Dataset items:
============================================================

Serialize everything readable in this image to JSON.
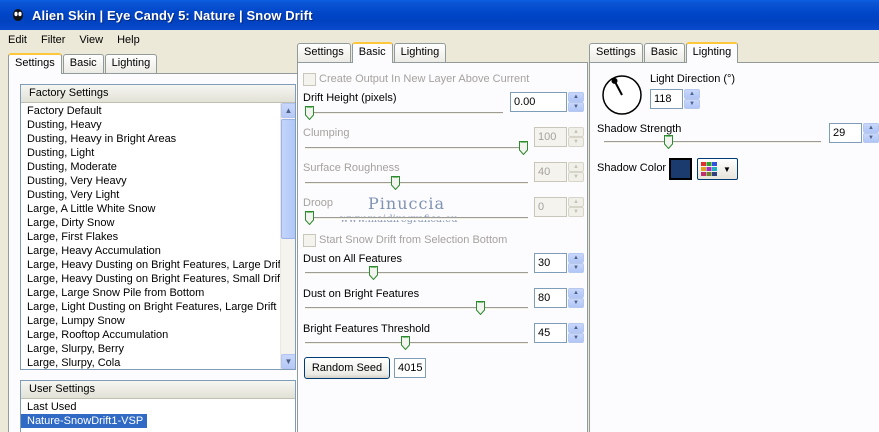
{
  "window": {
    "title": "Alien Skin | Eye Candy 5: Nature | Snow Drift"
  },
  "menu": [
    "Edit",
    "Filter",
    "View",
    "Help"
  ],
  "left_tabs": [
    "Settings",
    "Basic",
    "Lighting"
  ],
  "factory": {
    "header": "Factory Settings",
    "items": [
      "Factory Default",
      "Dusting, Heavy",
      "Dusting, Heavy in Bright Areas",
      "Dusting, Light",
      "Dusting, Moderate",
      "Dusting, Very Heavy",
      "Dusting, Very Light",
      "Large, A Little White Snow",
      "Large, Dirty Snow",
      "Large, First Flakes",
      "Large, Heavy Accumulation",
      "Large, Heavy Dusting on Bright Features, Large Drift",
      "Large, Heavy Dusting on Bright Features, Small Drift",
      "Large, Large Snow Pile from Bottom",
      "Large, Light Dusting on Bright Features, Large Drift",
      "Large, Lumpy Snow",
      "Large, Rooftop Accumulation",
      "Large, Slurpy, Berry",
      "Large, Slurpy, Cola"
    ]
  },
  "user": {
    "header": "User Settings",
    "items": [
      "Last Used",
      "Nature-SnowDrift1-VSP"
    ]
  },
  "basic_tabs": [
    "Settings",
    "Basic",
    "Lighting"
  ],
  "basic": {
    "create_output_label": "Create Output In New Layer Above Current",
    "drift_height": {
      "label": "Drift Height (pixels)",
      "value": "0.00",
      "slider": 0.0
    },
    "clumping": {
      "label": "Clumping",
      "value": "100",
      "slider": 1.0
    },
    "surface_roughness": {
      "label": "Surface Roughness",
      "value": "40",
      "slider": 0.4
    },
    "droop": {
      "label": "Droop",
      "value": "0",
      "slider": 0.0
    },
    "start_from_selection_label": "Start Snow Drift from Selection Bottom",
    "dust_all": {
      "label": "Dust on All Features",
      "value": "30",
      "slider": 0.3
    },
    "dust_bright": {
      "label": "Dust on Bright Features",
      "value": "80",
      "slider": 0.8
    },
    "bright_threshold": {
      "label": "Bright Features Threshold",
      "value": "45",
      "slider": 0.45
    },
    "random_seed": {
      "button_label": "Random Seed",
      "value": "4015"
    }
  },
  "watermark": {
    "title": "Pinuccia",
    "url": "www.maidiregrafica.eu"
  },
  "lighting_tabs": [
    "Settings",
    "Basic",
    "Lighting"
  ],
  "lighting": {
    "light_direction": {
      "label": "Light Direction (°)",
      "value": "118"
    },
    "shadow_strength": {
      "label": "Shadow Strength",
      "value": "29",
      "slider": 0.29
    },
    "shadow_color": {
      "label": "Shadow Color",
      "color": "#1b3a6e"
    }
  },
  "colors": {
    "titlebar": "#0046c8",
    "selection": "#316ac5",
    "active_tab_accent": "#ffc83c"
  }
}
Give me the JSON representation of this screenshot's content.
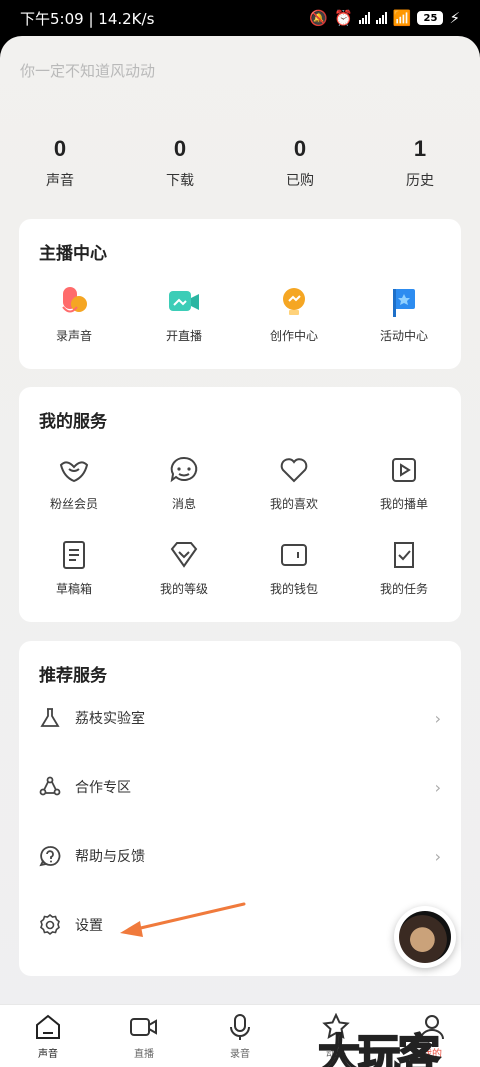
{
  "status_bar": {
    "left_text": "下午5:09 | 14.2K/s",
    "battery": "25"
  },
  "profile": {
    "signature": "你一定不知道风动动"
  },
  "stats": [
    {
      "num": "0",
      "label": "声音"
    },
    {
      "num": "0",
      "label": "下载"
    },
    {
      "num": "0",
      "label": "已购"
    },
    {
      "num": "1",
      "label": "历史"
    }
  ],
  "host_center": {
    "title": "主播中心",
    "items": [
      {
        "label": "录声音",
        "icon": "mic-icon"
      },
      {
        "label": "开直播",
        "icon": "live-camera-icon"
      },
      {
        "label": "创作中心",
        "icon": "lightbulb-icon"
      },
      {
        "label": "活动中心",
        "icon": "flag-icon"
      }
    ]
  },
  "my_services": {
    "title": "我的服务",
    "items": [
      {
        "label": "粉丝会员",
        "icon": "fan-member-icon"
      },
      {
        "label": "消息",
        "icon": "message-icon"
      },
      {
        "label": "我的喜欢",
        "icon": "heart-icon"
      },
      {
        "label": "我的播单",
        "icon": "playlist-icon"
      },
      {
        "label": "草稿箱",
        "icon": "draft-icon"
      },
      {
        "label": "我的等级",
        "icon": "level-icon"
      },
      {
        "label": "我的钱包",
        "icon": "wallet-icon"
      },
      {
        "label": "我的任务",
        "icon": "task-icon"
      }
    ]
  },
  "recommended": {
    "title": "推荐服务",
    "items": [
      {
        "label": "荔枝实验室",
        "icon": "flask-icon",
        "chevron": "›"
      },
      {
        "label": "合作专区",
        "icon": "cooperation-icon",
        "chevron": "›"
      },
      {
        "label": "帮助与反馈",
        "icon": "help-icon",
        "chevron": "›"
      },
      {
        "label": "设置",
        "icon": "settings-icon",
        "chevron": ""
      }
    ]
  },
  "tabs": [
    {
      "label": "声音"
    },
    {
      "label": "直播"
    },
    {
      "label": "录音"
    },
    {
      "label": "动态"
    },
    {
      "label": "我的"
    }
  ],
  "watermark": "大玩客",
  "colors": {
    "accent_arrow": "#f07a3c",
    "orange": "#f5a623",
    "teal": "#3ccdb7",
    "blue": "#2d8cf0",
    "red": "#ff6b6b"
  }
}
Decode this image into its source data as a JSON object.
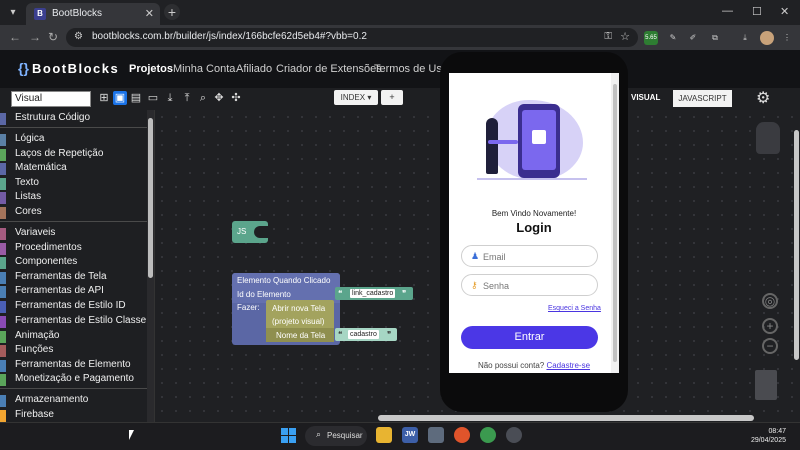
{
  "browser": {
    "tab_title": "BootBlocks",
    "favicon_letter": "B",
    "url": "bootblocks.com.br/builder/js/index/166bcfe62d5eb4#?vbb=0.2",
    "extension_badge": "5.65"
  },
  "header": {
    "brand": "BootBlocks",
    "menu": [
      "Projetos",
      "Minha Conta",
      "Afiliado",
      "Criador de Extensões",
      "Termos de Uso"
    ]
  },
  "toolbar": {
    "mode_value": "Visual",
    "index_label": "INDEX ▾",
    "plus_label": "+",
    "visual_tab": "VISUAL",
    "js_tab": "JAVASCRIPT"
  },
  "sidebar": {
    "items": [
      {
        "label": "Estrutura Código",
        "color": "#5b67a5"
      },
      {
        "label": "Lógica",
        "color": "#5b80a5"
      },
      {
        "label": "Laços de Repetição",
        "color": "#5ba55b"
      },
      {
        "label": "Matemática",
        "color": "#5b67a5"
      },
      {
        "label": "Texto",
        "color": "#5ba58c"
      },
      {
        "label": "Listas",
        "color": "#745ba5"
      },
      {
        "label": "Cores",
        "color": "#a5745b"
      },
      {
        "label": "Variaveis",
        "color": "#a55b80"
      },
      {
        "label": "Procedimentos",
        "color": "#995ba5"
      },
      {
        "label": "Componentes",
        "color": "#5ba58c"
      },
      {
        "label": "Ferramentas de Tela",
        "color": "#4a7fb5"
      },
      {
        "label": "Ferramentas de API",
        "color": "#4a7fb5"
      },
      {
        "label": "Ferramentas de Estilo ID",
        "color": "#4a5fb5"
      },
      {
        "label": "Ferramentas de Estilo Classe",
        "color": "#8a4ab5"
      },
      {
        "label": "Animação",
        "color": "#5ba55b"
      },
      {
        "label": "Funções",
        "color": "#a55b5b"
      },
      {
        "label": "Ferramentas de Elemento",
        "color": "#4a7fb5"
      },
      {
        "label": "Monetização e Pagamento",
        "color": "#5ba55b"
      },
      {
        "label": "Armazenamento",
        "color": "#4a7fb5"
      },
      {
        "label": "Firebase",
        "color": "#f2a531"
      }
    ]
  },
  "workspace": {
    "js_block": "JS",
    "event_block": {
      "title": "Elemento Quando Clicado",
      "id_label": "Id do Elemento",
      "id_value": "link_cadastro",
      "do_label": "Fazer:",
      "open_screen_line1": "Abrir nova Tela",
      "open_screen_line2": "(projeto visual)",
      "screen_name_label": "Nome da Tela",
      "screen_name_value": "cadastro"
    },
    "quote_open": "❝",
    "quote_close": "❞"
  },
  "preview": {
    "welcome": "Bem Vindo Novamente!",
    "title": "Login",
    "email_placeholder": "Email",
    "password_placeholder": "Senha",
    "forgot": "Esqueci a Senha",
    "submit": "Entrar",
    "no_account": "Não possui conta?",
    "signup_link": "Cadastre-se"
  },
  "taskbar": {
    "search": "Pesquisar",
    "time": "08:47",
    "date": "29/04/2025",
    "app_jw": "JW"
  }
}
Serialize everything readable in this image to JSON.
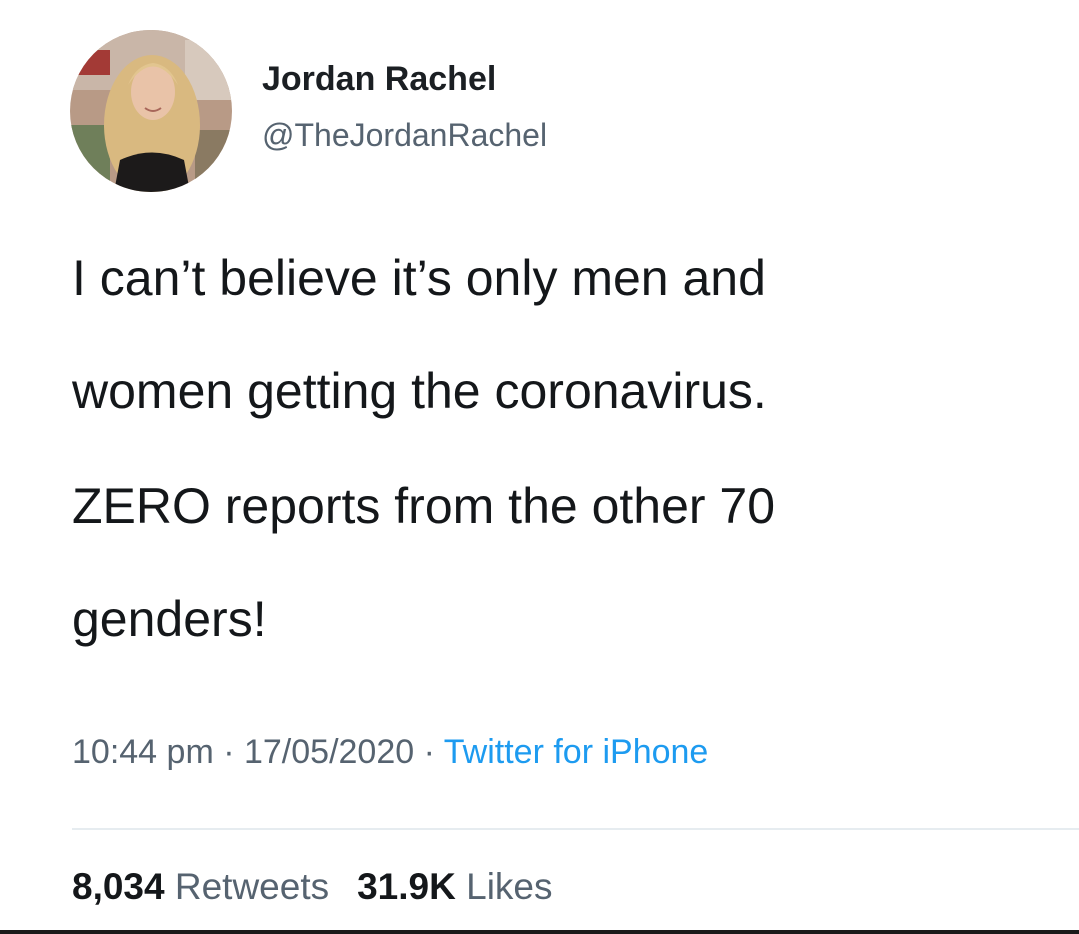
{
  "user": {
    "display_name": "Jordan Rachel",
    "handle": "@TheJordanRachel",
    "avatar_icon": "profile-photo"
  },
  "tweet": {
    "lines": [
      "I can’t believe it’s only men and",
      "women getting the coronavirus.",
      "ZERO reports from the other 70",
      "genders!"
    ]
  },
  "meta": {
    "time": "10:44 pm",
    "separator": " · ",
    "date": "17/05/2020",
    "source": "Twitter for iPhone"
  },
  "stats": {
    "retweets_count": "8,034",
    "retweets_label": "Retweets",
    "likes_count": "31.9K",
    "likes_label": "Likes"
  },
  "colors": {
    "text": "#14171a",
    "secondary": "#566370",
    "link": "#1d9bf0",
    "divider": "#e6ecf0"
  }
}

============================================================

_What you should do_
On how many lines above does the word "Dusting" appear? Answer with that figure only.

_Answer section_
9